Lepidium papilliferum (Slickspot peppergrass): Evaluation of Trends (1998-2004) and Analysis of 2004 Habitat Integrity and Population Monitoring Data
Lepidium papilliferum (slickspot peppergrass) is a plant species of high conservation concern in southwestern Idaho. The species is specialized to occupy “slick spots,” distinct small habitat patches with a clay
Lepidium papilliferum (slickspot peppergrass) is a plant species of high conservation concern in southwestern Idaho. The species is specialized to occupy “slick spots,” distinct small habitat patches with a clay subsurface soil horizon within the sagebrush steppe. In 1997, the Idaho Conservation Data Center, in collaboration with federal and state agencies, developed a Habitat Integrity Index (HII) method to assess and monitor long term trends in ecological integrity of the slickspots and their surrounding habitat. This method was used, with some modifications, from 1998-2001, and at a subset of areas in 2002. A modified version of the HII monitoring technique, using Habitat Integrity and Population monitoring (HIP) transects, was employed in 2004 to assess and monitor similar attributes of L. papilliferum element occurrences (EOs), slickspots, and surrounding habitat, using increased sample replication and a targeted approach (Colket 2005). Data from both of these monitoring efforts (from 1998 to 2002, and 2004) were analyzed to evaluate habitat and climatic factors that drive trends in L. papilliferum abundance and degrade slickspots and their surrounding habitat.
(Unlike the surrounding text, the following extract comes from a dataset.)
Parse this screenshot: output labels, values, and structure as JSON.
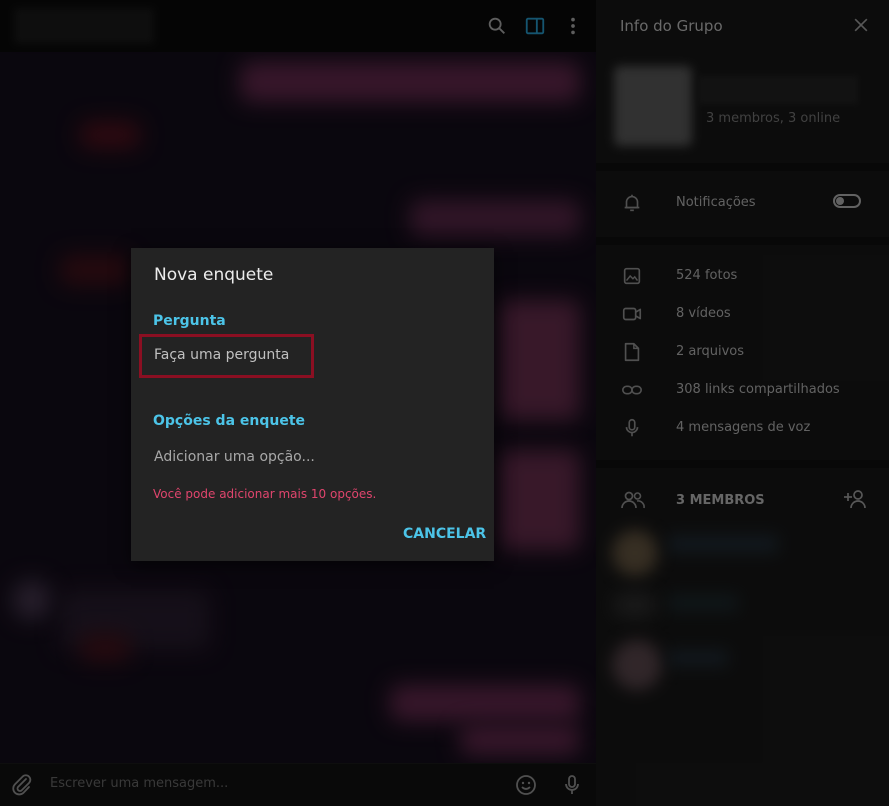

The primary findings are outlined below.
- Dynamics in L. papilliferum plant abundance appear to be more strongly linked to patterns of spring precipitation than to fire disturbance events.
- Overall, element occurrences of L. papilliferum had negative (declining) population trends between 1998 and 2004, indicating they were decreasing in abundance region- wide.
- Several features of slickspots, including soil crust cover and weedy species cover, were consistently more degraded in burned areas, apparently as a result of past fire events.
- Across all transects sampled consistently for plant community since 1998, total vascular plant cover, species diversity and species richness have declined between 1998 and 2004.
- Recent livestock use that was estimated by HIP monitoring resulted in decreased soil crust cover in slickspots, decreased vascular plant cover, and decreased plant litter cover in the surrounding plant community.
- Previously burned habitat around slickspots had diminished soil crust cover and higher total cover of exotic species in all years sampled for plant community (1998, 2001, 2004).The HIP transects were also used in 2005, and will be used in 2006 to monitor L. papilliferum and its habitat. We recommend additional analysis of the available data to evaluate the effects of slickspot habitat quality on L. papilliferum, and to confirm or further clarify the findings presented in this report.